Listed records:
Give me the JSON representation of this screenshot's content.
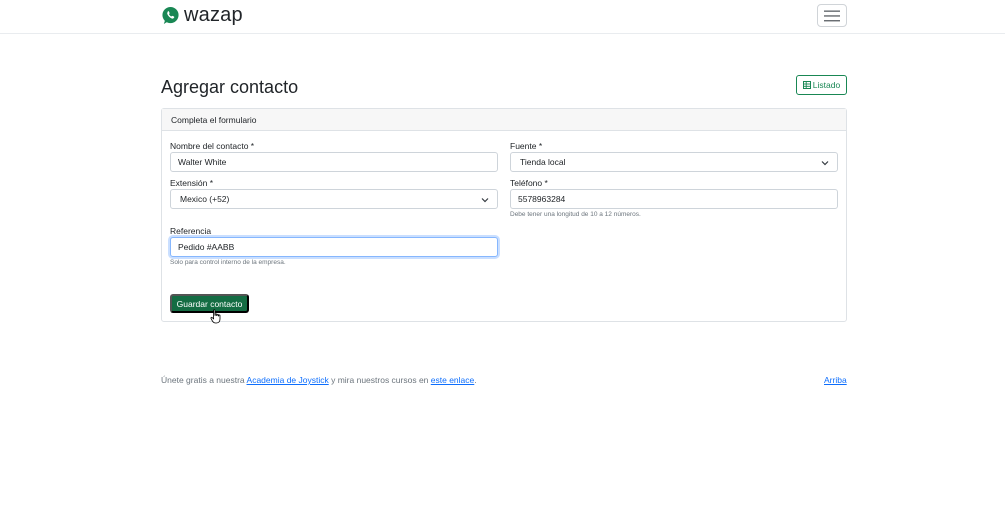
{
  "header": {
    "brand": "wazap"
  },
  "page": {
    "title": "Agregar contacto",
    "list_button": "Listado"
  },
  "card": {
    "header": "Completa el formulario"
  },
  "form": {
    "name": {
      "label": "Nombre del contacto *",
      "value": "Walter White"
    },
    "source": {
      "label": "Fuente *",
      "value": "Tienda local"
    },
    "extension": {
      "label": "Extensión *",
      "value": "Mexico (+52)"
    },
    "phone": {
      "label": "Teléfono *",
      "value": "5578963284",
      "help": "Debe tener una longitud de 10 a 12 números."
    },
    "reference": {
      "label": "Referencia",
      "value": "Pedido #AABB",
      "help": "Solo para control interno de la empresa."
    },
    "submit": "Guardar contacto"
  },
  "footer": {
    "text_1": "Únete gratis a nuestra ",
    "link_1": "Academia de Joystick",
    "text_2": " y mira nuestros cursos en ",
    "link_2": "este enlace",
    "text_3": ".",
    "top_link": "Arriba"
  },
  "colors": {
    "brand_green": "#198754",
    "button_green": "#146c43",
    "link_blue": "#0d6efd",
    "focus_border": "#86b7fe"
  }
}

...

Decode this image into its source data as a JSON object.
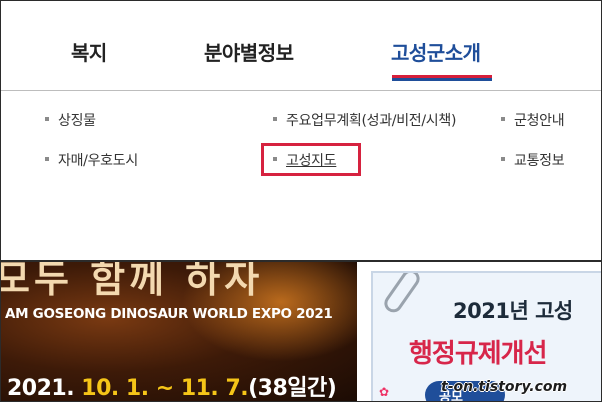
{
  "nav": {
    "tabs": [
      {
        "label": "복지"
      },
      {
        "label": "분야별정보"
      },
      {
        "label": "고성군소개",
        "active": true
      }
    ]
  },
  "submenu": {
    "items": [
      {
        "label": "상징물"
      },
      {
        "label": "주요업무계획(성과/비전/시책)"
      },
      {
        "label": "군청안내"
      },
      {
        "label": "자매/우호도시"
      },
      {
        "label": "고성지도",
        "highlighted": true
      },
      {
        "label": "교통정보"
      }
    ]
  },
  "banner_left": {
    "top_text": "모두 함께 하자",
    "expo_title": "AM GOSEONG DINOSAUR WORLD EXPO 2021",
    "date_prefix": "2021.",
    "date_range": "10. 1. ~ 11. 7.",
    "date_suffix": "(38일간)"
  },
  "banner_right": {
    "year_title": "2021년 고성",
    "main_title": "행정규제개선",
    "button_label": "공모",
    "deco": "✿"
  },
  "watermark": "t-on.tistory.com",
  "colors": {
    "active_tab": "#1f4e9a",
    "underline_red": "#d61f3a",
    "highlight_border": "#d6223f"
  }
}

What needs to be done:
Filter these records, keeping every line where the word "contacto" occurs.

Answer section:
    "title": "Agregar contacto",
      "label": "Nombre del contacto *",
    "submit": "Guardar contacto"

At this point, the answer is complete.